The Anti-Phishing Working Group identified more than 90 unique email fraud and phishing attacks in November and December, as scammers sought to capitalize on the increased online shopping activity during the holiday season. Numerous campaigns employed a widely publicised bug in Internet Explorer that allows fraudsters to construct more convincing urls.
Phishing attacks trick account holders into divulging sensitive account information through the use of e-mails which appear to come from trusted financial institutions and retailers. The Anti-Phishing Working group estimates that approximately 5 percent of recipients respond to the e-mails, which typically direct unsuspecting victims to enter account information into a web site operated by the fraudster.
"Bogus e-mails that try to trick customers into giving out personal information are the hottest, and most troubling, new scam on the Internet," said Jana Monroe, Assistant Director of the FBI's Cyber Division.
"The spam epidemic has rapidly evolved from a nuisance to a real security threat with the shift from dubious advertising to financial crime and identity theft," said Dave Jevans, Chairman of the Anti-Phishing Working Group. "Consumer phishing attacks are dangerous, and are quickly increasing both in number and in sophistication."

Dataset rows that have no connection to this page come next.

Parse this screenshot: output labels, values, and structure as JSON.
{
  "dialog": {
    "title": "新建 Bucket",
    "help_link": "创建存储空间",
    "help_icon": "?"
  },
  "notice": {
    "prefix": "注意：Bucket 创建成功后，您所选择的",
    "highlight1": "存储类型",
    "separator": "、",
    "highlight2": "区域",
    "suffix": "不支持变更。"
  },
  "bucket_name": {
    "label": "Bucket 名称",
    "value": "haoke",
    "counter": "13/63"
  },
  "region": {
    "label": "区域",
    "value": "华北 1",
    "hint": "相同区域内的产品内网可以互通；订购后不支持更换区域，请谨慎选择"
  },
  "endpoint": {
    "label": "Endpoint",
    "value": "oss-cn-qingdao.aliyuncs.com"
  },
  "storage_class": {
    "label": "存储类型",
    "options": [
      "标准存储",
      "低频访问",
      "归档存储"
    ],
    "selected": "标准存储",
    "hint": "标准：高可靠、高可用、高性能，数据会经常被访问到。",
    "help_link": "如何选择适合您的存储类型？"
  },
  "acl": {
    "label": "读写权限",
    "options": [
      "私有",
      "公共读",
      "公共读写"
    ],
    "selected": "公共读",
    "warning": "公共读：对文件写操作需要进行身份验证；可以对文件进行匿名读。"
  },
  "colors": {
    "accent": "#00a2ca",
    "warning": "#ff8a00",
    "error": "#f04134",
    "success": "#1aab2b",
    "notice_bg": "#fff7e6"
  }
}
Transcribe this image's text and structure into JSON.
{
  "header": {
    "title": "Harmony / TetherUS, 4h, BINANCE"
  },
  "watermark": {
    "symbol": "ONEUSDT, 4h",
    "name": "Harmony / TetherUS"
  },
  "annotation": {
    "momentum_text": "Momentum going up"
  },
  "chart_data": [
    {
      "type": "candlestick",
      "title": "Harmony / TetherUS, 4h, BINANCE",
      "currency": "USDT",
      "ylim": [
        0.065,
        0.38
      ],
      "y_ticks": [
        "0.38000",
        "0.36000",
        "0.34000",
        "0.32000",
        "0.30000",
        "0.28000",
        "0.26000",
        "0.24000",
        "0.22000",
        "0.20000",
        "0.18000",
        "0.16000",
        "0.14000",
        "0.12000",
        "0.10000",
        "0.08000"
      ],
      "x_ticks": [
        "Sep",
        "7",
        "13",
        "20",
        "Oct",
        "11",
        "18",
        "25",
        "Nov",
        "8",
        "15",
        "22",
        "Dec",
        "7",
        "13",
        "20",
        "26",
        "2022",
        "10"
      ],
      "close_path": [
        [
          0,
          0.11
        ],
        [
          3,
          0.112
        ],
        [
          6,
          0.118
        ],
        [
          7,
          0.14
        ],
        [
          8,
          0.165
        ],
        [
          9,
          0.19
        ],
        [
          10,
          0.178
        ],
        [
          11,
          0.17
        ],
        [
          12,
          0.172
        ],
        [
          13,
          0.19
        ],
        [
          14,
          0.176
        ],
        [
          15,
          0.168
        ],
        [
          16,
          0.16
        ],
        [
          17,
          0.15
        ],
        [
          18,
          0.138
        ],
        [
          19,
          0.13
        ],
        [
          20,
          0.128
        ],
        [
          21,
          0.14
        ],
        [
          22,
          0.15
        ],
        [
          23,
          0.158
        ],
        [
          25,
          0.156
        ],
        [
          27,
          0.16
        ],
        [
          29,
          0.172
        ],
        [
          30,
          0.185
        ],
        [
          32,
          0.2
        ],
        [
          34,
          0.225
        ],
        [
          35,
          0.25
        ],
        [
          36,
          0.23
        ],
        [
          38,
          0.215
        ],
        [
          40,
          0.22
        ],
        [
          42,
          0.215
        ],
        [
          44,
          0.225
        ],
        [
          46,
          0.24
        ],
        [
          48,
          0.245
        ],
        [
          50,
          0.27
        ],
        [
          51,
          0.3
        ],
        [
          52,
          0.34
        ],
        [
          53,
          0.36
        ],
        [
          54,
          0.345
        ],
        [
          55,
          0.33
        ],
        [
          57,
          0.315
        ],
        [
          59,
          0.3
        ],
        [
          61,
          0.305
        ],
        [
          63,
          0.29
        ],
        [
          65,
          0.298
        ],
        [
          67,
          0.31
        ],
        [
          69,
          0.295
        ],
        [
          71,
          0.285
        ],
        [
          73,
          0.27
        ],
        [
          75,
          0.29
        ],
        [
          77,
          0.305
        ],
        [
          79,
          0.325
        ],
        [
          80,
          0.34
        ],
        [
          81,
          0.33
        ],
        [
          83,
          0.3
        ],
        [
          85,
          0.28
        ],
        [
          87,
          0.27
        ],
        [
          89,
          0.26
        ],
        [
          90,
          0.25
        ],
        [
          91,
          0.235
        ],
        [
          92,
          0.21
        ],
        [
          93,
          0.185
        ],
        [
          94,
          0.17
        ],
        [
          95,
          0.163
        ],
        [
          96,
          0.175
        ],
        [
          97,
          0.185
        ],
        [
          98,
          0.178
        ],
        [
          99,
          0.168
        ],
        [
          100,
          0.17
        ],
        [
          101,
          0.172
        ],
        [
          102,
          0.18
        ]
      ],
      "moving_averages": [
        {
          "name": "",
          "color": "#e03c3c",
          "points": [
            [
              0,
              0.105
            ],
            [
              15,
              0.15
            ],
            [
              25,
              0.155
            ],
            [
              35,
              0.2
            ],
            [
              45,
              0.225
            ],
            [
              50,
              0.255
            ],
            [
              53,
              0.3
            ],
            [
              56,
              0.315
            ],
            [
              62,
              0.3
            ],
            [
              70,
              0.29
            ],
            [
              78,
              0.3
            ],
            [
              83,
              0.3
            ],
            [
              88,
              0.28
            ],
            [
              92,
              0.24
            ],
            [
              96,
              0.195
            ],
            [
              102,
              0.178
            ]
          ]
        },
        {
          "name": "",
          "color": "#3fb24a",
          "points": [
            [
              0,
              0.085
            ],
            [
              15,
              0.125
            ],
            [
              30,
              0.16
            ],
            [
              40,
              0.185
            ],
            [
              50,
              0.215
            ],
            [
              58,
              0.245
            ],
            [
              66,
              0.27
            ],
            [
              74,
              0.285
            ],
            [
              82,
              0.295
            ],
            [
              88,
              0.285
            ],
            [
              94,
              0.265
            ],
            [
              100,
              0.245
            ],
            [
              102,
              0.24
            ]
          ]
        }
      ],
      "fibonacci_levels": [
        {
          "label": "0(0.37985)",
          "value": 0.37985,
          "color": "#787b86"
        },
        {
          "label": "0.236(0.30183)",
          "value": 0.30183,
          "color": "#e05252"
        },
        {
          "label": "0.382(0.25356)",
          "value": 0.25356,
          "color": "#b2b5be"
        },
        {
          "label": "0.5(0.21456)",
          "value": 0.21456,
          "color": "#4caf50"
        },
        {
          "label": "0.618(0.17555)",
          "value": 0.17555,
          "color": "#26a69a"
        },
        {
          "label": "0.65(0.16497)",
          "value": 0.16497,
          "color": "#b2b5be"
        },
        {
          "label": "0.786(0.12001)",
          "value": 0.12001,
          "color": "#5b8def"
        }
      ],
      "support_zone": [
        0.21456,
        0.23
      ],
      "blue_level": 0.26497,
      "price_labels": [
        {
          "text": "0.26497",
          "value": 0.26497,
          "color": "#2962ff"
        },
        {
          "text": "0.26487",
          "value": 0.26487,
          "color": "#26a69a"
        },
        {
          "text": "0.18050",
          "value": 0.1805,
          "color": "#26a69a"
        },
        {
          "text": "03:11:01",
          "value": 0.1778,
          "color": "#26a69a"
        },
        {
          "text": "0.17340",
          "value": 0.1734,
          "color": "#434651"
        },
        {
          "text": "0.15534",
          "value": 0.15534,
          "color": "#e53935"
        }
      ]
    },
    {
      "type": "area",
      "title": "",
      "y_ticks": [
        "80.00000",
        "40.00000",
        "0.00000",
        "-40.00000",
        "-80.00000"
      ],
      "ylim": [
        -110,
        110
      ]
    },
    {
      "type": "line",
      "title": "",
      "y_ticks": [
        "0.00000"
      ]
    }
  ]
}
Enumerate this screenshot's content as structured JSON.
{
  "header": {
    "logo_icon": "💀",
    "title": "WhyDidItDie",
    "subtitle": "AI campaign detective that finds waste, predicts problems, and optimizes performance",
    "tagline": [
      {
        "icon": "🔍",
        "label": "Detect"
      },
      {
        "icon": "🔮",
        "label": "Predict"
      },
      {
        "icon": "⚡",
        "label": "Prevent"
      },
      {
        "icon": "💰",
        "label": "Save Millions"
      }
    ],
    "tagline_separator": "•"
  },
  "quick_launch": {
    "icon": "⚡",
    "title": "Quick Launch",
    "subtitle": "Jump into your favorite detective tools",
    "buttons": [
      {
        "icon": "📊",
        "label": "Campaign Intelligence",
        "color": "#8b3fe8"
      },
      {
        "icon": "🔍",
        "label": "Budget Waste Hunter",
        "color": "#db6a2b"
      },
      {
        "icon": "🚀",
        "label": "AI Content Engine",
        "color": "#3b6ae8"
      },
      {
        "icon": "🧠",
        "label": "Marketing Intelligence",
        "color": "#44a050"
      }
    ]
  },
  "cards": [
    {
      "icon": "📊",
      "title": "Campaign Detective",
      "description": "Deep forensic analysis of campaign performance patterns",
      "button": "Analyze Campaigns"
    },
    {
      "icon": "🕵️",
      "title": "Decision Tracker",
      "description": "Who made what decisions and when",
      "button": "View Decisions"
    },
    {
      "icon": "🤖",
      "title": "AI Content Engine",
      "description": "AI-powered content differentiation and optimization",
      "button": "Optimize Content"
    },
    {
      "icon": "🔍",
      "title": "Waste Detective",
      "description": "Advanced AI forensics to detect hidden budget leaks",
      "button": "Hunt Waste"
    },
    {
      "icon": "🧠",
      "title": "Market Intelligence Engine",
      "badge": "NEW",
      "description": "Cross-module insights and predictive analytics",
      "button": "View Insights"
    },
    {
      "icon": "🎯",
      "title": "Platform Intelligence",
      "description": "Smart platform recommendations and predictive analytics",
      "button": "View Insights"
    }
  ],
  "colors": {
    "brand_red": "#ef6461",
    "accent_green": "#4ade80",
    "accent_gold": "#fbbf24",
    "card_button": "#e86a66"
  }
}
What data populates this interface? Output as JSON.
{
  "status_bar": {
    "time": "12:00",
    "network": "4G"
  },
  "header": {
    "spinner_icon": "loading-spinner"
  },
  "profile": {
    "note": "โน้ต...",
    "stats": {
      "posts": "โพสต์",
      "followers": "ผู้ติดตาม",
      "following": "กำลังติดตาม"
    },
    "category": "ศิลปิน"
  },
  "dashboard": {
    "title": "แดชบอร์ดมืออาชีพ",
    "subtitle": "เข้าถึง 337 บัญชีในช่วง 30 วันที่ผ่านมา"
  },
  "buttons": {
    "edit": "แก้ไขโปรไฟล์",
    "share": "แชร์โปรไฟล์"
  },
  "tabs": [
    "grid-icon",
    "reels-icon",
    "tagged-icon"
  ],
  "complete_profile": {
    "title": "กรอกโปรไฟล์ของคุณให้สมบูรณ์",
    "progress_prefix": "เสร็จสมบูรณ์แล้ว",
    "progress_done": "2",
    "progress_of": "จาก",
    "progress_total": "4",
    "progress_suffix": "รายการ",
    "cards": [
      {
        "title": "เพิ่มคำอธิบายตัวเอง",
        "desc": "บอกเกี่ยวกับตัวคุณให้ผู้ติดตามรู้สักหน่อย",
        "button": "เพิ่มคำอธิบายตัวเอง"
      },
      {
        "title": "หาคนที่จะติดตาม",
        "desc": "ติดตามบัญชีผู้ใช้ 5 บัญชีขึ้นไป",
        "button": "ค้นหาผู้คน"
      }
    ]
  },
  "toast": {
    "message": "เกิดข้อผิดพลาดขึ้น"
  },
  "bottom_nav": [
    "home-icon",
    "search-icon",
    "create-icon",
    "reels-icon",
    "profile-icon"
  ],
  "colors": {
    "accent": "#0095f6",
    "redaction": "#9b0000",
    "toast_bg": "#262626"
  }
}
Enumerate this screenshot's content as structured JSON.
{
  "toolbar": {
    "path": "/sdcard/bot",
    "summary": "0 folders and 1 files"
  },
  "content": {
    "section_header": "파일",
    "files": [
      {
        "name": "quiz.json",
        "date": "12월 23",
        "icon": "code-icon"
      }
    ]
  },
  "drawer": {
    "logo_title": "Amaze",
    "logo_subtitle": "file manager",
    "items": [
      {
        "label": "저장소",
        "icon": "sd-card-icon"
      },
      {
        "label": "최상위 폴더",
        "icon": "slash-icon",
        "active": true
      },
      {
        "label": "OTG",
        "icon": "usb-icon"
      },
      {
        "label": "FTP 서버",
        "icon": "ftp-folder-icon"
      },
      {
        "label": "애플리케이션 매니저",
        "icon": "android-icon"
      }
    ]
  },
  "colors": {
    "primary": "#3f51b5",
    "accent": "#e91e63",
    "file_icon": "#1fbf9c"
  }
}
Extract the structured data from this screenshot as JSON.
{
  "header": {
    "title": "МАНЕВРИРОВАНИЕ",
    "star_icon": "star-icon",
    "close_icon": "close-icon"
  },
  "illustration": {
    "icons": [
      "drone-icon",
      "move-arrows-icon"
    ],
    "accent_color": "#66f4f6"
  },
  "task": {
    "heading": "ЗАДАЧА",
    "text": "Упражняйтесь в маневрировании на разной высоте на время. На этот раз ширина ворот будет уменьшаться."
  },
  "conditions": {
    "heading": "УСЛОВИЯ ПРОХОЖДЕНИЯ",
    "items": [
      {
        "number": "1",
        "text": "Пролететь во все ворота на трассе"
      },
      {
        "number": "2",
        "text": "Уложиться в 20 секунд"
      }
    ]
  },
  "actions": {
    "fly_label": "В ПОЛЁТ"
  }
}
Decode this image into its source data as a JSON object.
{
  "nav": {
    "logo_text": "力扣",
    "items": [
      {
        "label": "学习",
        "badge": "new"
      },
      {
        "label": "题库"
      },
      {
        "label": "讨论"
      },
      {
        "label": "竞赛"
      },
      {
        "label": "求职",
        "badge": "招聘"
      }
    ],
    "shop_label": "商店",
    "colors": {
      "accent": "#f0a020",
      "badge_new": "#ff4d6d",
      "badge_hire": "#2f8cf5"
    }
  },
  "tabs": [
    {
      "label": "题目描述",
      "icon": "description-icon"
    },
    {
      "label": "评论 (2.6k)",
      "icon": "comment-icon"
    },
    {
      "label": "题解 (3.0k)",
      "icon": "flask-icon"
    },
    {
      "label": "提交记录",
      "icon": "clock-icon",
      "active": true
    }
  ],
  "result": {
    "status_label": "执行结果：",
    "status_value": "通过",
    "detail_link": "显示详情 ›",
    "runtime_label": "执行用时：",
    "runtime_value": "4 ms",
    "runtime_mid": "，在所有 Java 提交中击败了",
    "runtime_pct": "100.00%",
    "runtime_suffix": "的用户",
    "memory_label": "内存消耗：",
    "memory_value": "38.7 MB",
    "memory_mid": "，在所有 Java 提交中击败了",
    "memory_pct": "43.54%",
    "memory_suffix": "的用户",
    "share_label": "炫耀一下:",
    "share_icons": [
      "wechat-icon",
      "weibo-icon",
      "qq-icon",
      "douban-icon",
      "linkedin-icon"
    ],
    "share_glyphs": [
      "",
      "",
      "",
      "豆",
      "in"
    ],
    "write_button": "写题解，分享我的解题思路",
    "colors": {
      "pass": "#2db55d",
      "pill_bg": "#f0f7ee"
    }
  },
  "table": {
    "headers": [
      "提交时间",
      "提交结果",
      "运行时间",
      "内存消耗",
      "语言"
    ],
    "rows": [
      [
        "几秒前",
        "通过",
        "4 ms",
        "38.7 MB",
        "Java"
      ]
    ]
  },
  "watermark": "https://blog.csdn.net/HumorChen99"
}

Netcraft has developed a service to help banks and other financial organizations identify sites which may be trying to construct frauds, identity theft and phishing attacks by pretending to be the bank, or are implying that the site has a relationship with the bank when in fact there is none.